Boise--Senator Mike Crapo is the Ranking Member of the Senate Finance Committee’s Subcommittee on International Trade, Customs and Global Competitiveness. Earlier this week Korea announced plans to drop some restrictions on US beef imports, we talked to the Senator at a roundtable discussion at the Boise Metro Chamber of Commerce.
The main topic of discussion was the Korea Free Trade Agreement which could increase exports of U.S. goods to that country by $11 billion and expand markets for two-thirds of our agricultural base,
“Just last month,” Crapo told the roundtable, “Korea opened its market to Idaho potatoes again and Idaho beef exports have nearly doubled over last year.”
Korea announced that it’s dropping some its restriction on US beef imports this week, you raised one of the first voices of concern years ago, a victory for our ranchers?
I’m not a part of the final negotiations on this; but when Korea initially put up its barriers on beef, I and members of Congress called our US Trade Representative and advocated that the US push back aggressively on the disqualification of beef . Basically the reason all of this is happening is that we were able to establish that the US beef industry is the safest in the world. Furthermore, we demonstrated the fact that we could meet any standard any nation could expect ; we exceeded it here and will exceed it anywhere else. Bottomline It’s because of the quality and capability of our beef industry and I expect to see growth.

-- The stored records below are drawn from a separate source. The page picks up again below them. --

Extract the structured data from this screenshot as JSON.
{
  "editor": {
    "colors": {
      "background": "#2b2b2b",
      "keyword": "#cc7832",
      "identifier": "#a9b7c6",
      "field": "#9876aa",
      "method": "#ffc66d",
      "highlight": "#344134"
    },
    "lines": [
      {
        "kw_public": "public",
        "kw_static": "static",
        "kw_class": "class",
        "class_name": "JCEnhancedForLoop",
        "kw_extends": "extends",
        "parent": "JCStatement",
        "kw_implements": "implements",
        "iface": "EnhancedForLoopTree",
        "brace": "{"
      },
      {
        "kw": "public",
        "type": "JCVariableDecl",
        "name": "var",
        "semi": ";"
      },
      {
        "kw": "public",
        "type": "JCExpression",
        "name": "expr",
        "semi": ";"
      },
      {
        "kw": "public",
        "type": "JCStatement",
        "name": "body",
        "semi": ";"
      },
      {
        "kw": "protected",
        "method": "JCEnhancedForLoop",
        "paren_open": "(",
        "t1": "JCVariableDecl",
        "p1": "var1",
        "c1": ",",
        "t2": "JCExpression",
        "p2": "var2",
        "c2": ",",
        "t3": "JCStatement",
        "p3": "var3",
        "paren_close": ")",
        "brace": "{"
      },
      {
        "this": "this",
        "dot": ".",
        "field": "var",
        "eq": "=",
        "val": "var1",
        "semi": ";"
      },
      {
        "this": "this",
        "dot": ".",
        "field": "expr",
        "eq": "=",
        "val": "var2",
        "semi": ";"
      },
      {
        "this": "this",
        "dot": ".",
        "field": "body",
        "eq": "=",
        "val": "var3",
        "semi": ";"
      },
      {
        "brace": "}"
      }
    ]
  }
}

This has to help a sluggish beef market?
I agree, we cannot quantify it, but I think we should see a dramatic increase in US Beef exports to Korea. According to the U.S. Meat Export Federation the value of U.S. beef exports to South Korea reached $225 million, up 130 percent compared with the first six months of 2009.
Switching gears, on another trade issue, the Mexican tariffs are a little troublesome; NAFTA and trucking are at odds, what can be done to ease that situation?
We‘ve constantly had a conflict between the United States and Mexico on trucking. The argument on the Mexican side is that NAFTA is unfair to their truckers. The response on the U.S. side is that safety standards U.S. truckers have to meet are not being met by the Mexican trucking industry. Its resolving those issues that creates the problem. I believe that what we are seeing Mexico push back in an effort to say, ‘hey we meet the standards, the trade agreement requires.
The details of that question cannot be established by experts, I don’t know the answer as to who is right, I believe the answer is not easy to obtain and quantify I believe much like the beef situation with Korea, it’s the kind of thing that we are ultimately need to resolve.
Do you think Transportation interests need to step back and look at the big picture?
Yes, but I think all Americans need to step back and look at the big picture; because there are circumstances where we could dramatically increase strength of our economy by opening markets for our products and opportunities for export.
On the other side of the coin there are unfair and anti-competitive barriers on US exports that remain in place with other nations and so we got to be vigilant in both areas. No agreement is better than a bad agreement; especially one that locks us onto an unfair playing field.